Try Not to Panic
This may seem like an easy thing for the CEO of a successful company to say, but I've had my share of scary moments and close calls. When I mortgaged my house to buy MyCorp, I completely threw myself into re-building and re-modeling the company because, if I failed, I wouldn't have a house. Worse, my children wouldn't have a home. Losing a business could mean losing a lot more when it comes to your personal assets, and the thought of that alone is enough to be paralyzed by fear. But if you are gripped in a panic attack, you aren't thinking clearly. You are stuck on the 'what if,' when really you need to focus on the 'what now.' Realizing your business is failing is frightening, but there is still time to turn things around. Try your best to stay calm -- the coming months are going to be very, very hard and you'll need to stay focused and level-headed as much as possible.
A good business owner cares about their team, and when money begins to get tight, one of the first things you are going to need to address is whether or not you'll have to fire anyone. These are the men and women who helped you build your business, and worrying about their future is completely understandable. But cuts have to be made, or money is just going to dry up even faster, giving you less time to get your business back on track. Plus, if things go well, you can always hire them to come back on board. Cuts shouldn't only be made to your team either -- look at your product line and figure out what is selling, and what isn't. Are there products or services that you really just can't seem to sell?

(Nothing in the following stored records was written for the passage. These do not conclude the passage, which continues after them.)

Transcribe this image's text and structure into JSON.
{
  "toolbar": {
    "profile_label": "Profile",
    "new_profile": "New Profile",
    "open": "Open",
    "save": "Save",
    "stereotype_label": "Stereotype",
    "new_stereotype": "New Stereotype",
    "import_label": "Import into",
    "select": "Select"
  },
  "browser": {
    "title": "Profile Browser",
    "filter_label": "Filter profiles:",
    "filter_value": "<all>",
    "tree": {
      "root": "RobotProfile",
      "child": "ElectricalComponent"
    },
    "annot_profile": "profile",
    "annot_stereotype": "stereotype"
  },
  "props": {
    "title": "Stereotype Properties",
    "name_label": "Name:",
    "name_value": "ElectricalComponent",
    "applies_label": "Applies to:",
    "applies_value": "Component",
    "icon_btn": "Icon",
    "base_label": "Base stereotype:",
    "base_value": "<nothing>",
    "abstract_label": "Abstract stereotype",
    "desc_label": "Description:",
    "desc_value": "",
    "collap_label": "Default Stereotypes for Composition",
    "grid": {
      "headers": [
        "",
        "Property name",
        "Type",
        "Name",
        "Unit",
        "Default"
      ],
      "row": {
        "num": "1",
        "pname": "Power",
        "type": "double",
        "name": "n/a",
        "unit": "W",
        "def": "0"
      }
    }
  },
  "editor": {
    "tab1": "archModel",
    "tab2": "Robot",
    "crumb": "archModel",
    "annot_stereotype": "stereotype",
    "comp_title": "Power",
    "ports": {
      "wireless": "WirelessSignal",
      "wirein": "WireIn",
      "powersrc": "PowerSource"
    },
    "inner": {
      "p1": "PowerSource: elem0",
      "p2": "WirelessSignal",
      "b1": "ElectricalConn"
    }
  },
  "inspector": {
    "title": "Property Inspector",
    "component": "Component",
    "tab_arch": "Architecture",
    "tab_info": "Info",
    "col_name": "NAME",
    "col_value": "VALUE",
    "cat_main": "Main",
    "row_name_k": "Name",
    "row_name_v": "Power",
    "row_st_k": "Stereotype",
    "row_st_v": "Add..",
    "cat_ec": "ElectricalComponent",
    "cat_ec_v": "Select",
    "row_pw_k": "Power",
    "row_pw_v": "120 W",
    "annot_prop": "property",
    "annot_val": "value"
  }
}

Cut them out of your business, and focus on what you have a history of success with. This may tighten how much money you bring in, but if you focus on what your company does best, those sectors can grow and make up the difference.
Create an Exit Strategy
All entrepreneurs, successful or otherwise, should have an exit strategy. I know this might sound like the captain fleeing their ship as it sinks into the ocean, but when your business is facing its last days, you don't want your future to be as bleak as your company's. When things begin to get so shaky that you think you'll never be able to recover, start looking for potential buyers and sell at a loss. This isn't ideal, but it gives you a way out, some money to help pay off debts, and maybe even a small source of funding to start a new business if you think you can handle another try. You should always do everything you can to turn things around, but if that's impossible, then know how to bow out without being caught in the wake your business leaves behind.
The author of the blog that inspired this post ended their first entry with the words 'I'm Scared.' And it's those two words that sum up how nearly every business owner feels as they watch their numbers dip into the red. If you can stay calm, trim your start-up, and make operations extremely lean, you might be able to begin climbing out of that hole. But every entrepreneur should also keep an exit strategy in place just in case the company can't be righted. It is natural to be afraid of the possible end to your livelihood, but if you can use that fear to turn things around, or at least learn from the failures of this venture, your foray into business will have had a positive outcome.